B.C. Libs take aim at health care collective bargaining

Gordon Campbell’s plans mirror B.C. Business Summit agenda

The B.C. Liberals want to replace the current collective bargaining rights of health care workers with an alternate dispute mechanism.

That’s just one of the policies adopted by delegates to the April 16 - 18 BC Liberal convention held in Kelowna. For Liberal leader Gordon Campbell and his caucus, the convention was an opportunity to pitch their pre-election message to a friendly crowd.

And though mainstream media coverage of the convention has concentrated on Campbell’s plans for electoral and legislative reform, the opposition leader’s main message was in lock step with proposals released by the B.C. Business Summit late last year: balance the budget, engage in massive tax cuts and “remove the roadblocks to wealth creation” through changes to the Employment Standards Act and the Labour Code.

But the Liberals were more vague on what government programs would be cut to pay for tax breaks and balanced budgets.

“Ontario’s Mike Harris promised to preserve health care and education while making massive tax cuts — a promise he couldn’t keep,” says HEU assistant secretary-business manager Zorica Bosancic.

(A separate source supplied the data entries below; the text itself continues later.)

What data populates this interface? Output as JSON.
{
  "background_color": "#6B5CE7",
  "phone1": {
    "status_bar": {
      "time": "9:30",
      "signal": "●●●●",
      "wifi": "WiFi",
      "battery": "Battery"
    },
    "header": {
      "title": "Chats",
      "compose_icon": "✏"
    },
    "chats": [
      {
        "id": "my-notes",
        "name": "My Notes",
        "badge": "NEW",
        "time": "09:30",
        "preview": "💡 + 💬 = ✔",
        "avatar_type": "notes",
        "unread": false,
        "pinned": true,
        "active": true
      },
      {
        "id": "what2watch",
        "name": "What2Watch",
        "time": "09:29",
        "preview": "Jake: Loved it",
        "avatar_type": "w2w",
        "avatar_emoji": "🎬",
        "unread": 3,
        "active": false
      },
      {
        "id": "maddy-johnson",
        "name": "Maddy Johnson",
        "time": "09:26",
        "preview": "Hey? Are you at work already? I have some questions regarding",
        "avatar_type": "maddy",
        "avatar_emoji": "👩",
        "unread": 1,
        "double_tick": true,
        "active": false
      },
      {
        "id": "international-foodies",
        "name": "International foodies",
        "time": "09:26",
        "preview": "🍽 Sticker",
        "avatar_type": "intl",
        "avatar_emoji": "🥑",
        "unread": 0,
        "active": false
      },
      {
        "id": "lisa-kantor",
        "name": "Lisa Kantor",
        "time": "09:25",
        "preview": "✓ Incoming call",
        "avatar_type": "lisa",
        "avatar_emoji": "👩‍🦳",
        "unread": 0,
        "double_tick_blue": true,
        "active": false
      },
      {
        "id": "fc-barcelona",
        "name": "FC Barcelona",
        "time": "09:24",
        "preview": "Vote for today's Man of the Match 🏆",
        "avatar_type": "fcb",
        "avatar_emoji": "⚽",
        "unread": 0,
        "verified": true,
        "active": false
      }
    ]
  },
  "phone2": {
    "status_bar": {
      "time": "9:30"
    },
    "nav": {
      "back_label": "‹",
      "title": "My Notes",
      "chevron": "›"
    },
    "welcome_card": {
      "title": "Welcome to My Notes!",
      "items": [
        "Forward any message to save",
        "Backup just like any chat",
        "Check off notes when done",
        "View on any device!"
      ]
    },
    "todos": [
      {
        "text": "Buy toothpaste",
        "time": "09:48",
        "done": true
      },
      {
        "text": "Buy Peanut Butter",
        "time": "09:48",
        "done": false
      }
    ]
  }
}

“Gordon Campbell and his party must come clean on the numbers and tell us exactly how they’ll balance the budget and cut taxes without slashing health care services. “And our members would like to get the straight goods from the Liberals on how they plan to change B.C.’s labour laws.”

One policy adopted by convention delegates would put in place an alternate dispute mechanism to resolve labour disputes in health care.

“This is a very dangerous notion in our view,” says Bosancic. “Right now, our members have access to free collective bargaining while essential services orders protect public access to critical health services. If this policy removes our right to engage in job action, it’s an unacceptable attack on our members’ rights. “If that’s not the case,” adds Bosancic, “the opposition party needs to clarify the intention of the policy.”

The Liberals also adopted a policy measure to review health care delivery in B.C. with an eye to determining cost efficiency and whether services meet patient needs.

But the list of groups that would participate in the review doesn’t include health care workers.

“First and foremost, any review of health care delivery carried out in B.C. must be underpinned by a commitment to the core principles of medicare,” says Bosancic. “And any review of health care delivery will be inadequate if it does not include the views of those who work on health care’s front lines.”